■ Task brief ■
Everything in the listing below needs restating exactly, apart from the pictures.

■ Given records ■
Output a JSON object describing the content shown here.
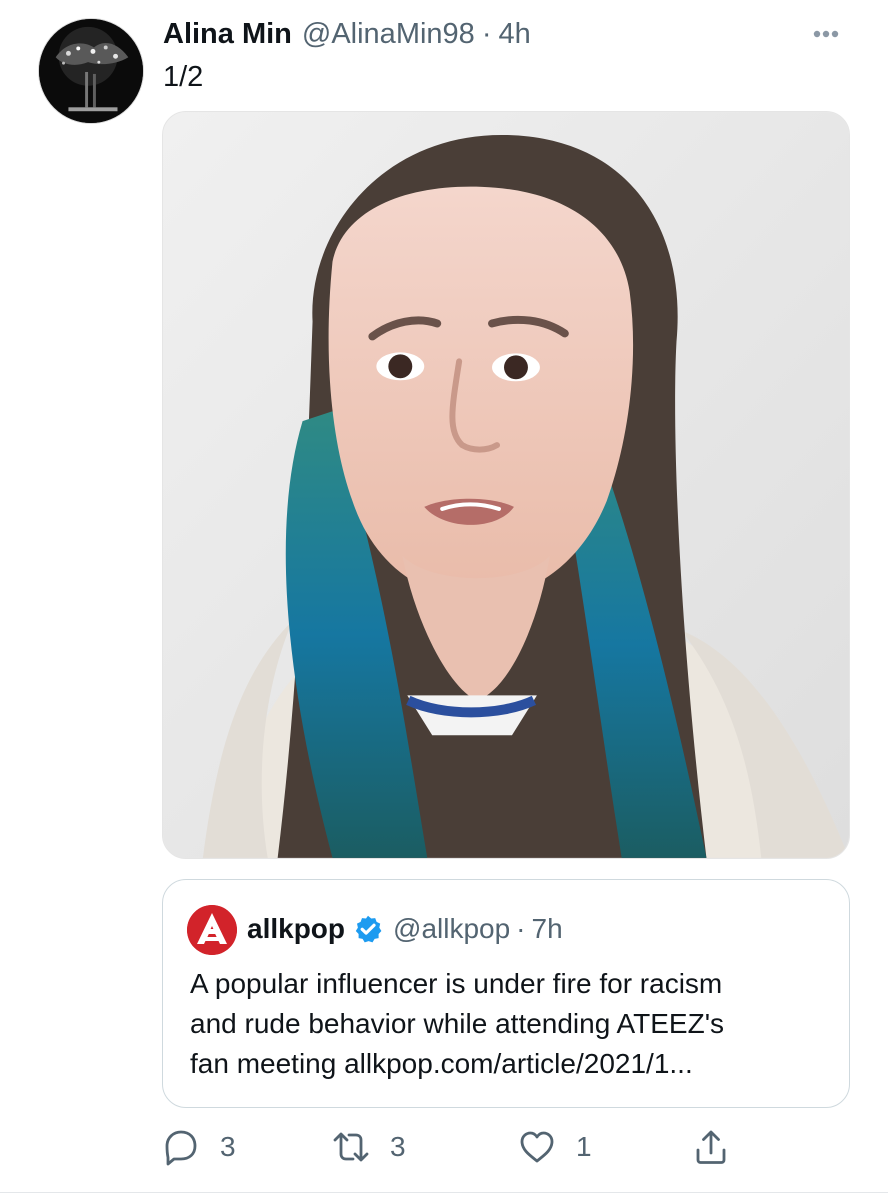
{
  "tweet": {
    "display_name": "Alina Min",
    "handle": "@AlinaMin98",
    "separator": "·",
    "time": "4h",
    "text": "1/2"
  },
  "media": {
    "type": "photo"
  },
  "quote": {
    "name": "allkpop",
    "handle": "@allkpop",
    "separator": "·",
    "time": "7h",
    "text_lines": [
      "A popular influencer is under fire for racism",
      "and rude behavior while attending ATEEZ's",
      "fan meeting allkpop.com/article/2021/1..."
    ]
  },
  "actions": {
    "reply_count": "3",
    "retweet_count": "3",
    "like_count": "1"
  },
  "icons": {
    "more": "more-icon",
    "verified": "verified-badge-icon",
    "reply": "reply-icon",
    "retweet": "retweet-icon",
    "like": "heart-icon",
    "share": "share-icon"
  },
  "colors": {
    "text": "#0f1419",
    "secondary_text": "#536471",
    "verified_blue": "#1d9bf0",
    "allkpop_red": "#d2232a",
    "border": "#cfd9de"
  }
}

■ Response for this exercise ■
Output a JSON object describing the content shown here.
{
  "tweet": {
    "display_name": "Alina Min",
    "handle": "@AlinaMin98",
    "separator": "·",
    "time": "4h",
    "text": "1/2"
  },
  "media": {
    "type": "photo"
  },
  "quote": {
    "name": "allkpop",
    "handle": "@allkpop",
    "separator": "·",
    "time": "7h",
    "text_lines": [
      "A popular influencer is under fire for racism",
      "and rude behavior while attending ATEEZ's",
      "fan meeting allkpop.com/article/2021/1..."
    ]
  },
  "actions": {
    "reply_count": "3",
    "retweet_count": "3",
    "like_count": "1"
  },
  "icons": {
    "more": "more-icon",
    "verified": "verified-badge-icon",
    "reply": "reply-icon",
    "retweet": "retweet-icon",
    "like": "heart-icon",
    "share": "share-icon"
  },
  "colors": {
    "text": "#0f1419",
    "secondary_text": "#536471",
    "verified_blue": "#1d9bf0",
    "allkpop_red": "#d2232a",
    "border": "#cfd9de"
  }
}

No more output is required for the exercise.